          Shoot a ballistic missile from North Korea to Japan and it inevitably crosses through hundreds of radars capable of detecting it. This matters because the Patriot and similar systems don’t have to use their own radars to engage a target, if some other radar can give them a position-vector-velocity fix.

          Also, one of the points of widely deploying US Arleigh Burke class ships is that their Aegis air-defense systems have been upgraded to both track and intercept high-altitude ballistic missiles. Shooting down a satellite may have been a gimmick, but it’s a more challenging intercept problem than an ICBM. Even when a target doesn’t cross one ship’s interception envelope (where its own missiles can reach the target), the resulting fix of the missile’s position, vector, and velocity can allow air defense systems further downrage to do a blind engagement and kill it.

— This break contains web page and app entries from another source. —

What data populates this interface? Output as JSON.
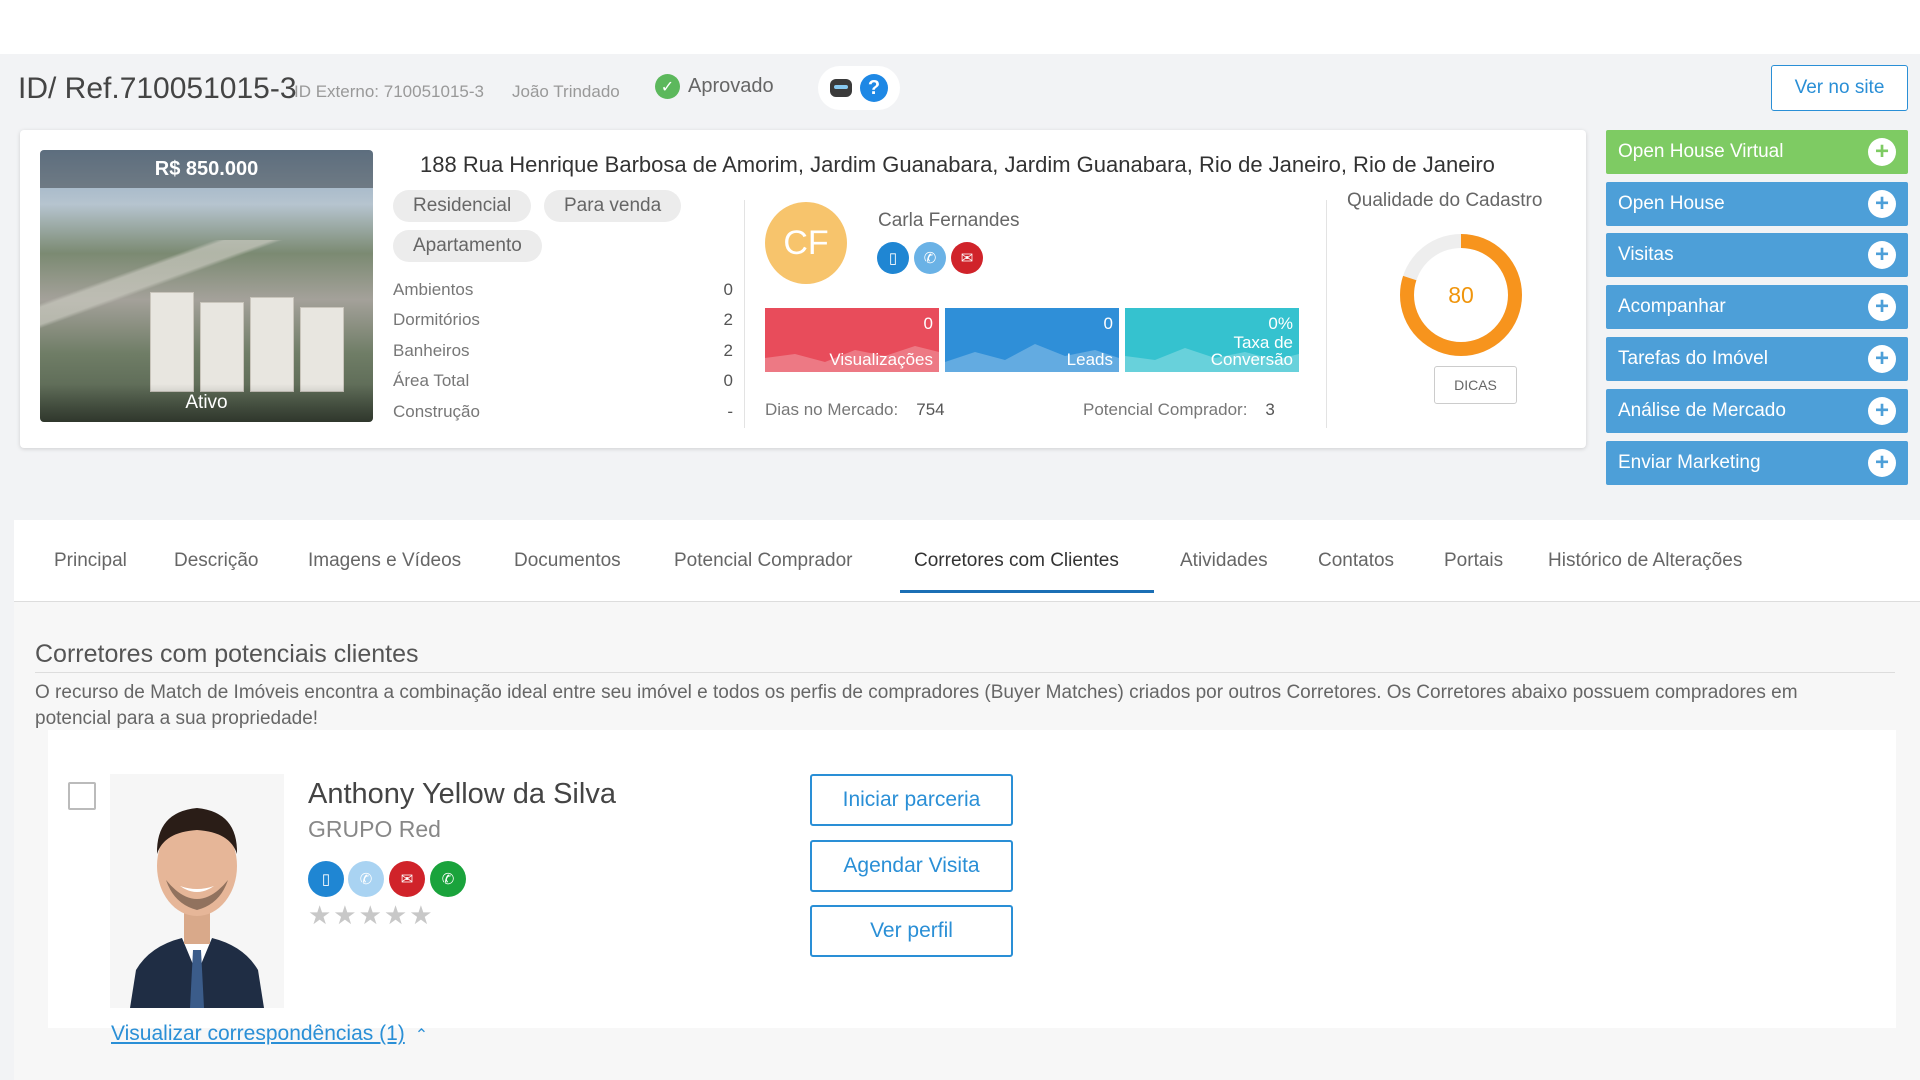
{
  "header": {
    "ref_title": "ID/ Ref.710051015-3",
    "external_id": "ID Externo: 710051015-3",
    "owner": "João Trindado",
    "status": "Aprovado",
    "view_site_label": "Ver no site"
  },
  "property": {
    "price": "R$ 850.000",
    "photo_status": "Ativo",
    "address": "188 Rua Henrique Barbosa de Amorim, Jardim Guanabara, Jardim Guanabara, Rio de Janeiro, Rio de Janeiro",
    "tags": [
      "Residencial",
      "Para venda",
      "Apartamento"
    ],
    "specs": [
      {
        "label": "Ambientos",
        "value": "0"
      },
      {
        "label": "Dormitórios",
        "value": "2"
      },
      {
        "label": "Banheiros",
        "value": "2"
      },
      {
        "label": "Área Total",
        "value": "0"
      },
      {
        "label": "Construção",
        "value": "-"
      }
    ]
  },
  "agent": {
    "initials": "CF",
    "name": "Carla Fernandes",
    "stats": [
      {
        "value": "0",
        "label": "Visualizações",
        "color": "#e84c5b"
      },
      {
        "value": "0",
        "label": "Leads",
        "color": "#2f8fd8"
      },
      {
        "value": "0%",
        "label": "Taxa de Conversão",
        "color": "#35c2cf"
      }
    ],
    "days_on_market_label": "Dias no Mercado:",
    "days_on_market_value": "754",
    "potential_buyer_label": "Potencial Comprador:",
    "potential_buyer_value": "3"
  },
  "quality": {
    "title": "Qualidade do Cadastro",
    "score": "80",
    "score_fraction": 0.8,
    "tips_label": "DICAS",
    "ring_color": "#f7941d"
  },
  "side_actions": [
    {
      "label": "Open House Virtual",
      "color": "#7ecb63"
    },
    {
      "label": "Open House",
      "color": "#4d9fd8"
    },
    {
      "label": "Visitas",
      "color": "#4d9fd8"
    },
    {
      "label": "Acompanhar",
      "color": "#4d9fd8"
    },
    {
      "label": "Tarefas do Imóvel",
      "color": "#4d9fd8"
    },
    {
      "label": "Análise de Mercado",
      "color": "#4d9fd8"
    },
    {
      "label": "Enviar Marketing",
      "color": "#4d9fd8"
    }
  ],
  "tabs": [
    {
      "label": "Principal"
    },
    {
      "label": "Descrição"
    },
    {
      "label": "Imagens e Vídeos"
    },
    {
      "label": "Documentos"
    },
    {
      "label": "Potencial Comprador"
    },
    {
      "label": "Corretores com Clientes",
      "active": true
    },
    {
      "label": "Atividades"
    },
    {
      "label": "Contatos"
    },
    {
      "label": "Portais"
    },
    {
      "label": "Histórico de Alterações"
    }
  ],
  "section": {
    "title": "Corretores com potenciais clientes",
    "description": "O recurso de Match de Imóveis encontra a combinação ideal entre seu imóvel e todos os perfis de compradores (Buyer Matches) criados por outros Corretores. Os Corretores abaixo possuem compradores em potencial para a sua propriedade!"
  },
  "broker": {
    "name": "Anthony Yellow da Silva",
    "group": "GRUPO Red",
    "rating": 0,
    "rating_max": 5,
    "actions": [
      "Iniciar parceria",
      "Agendar Visita",
      "Ver perfil"
    ],
    "matches_link": "Visualizar correspondências (1)"
  }
}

          Knowing where the radars is is actually interesting for a different reason entirely. Knowing where someone has placed radars tells you that they have something there they consider worth spending serious money to defend. In other words, it gives you a list of targets they’d hate to lose. An opponent may then use this information to deliver a totally different kind of weapon to that location, avoiding challenging the air defense system entirely.

          It’s not a new consideration, either. Making a campfire to protect your camp does indeed protect against one class of threats, but it can signal to others that there’s a camp at this location that they would not otherwise have known about.

          1. I heard a story that in WWii, German military sites, such as radars, were hard to spot from the air.
            After a few attacks by resistance units, the Germans started to fence the radar sites. It’s difficult to mow right up to chain link fencing, or under barbed wire.
            A well-defined circle of vegetation is a good aiming point…

    1. I’m not sure how an enemy would use such sparse measurements. Big players have dedicated electronics recon systems like the RC-135w Rivet Joint and rc-135u Combat Sent to gather huge amounts of information on radars and communications systems deployed by potentially hostile state actors. NATO and the US are currently running Rivet Joint (US & UK) and NATO AWACS very close to the Eastern borders of NATO member countries. They also have Global Hawk surveying foreign military assets everywhere from the black sea to Kaliningrad.

      1. Signals gathering aircraft do have limitations on the distance they can “see” past a border. Also if an adversary really wanted to keep secrets they would have spotters and keep radar units off or on a known frequency when a bird was operating. I’m sure that the big three nations have satellite’s that try to pick up radio communication and radar signatures, however the atmospheric conditions make that a great challenge as well. There might very well be new data to be had from existing satellites that might prove helpful in the age old game of can and mouse

    2. These radars scream electronically into the sky and combat aircraft have a receiver to easily detect them. All this is doing is making it public and accessible while sitting at home. I’ve even accidentally found a less known L band radar with a cheap TV tuner stick.

  1. Oof! I looked at it and it’s part of whole mapping ecosystem based around Google. We all know Google drops products like hot cakes, so I would not recommend using this platform for anything but a bit of fun.

    1. Sentinel 1a and 1b are not google based, and neither are the EO viewers they have published that allow you to do band calculations. Also, the imagery is available for download into any GIS package that can handle it.

      Theres nothing here that is google centric except the use of their EE platform. That part is replaceable.

    1. Depends on what you want to do. The iron dome in Israel tries also to defend against super dump, trajectory-launched mortars. The mortar doesnt notice a radarbeam scanning over it and locking on. Gravity doesnt care and inertia does its thing. One could active-Radar the shit out of this mortar and no harm is done.

Leave a Reply

Please be kind and respectful to help make the comments section excellent. (Comment Policy)

This site uses Akismet to reduce spam. Learn how your comment data is processed.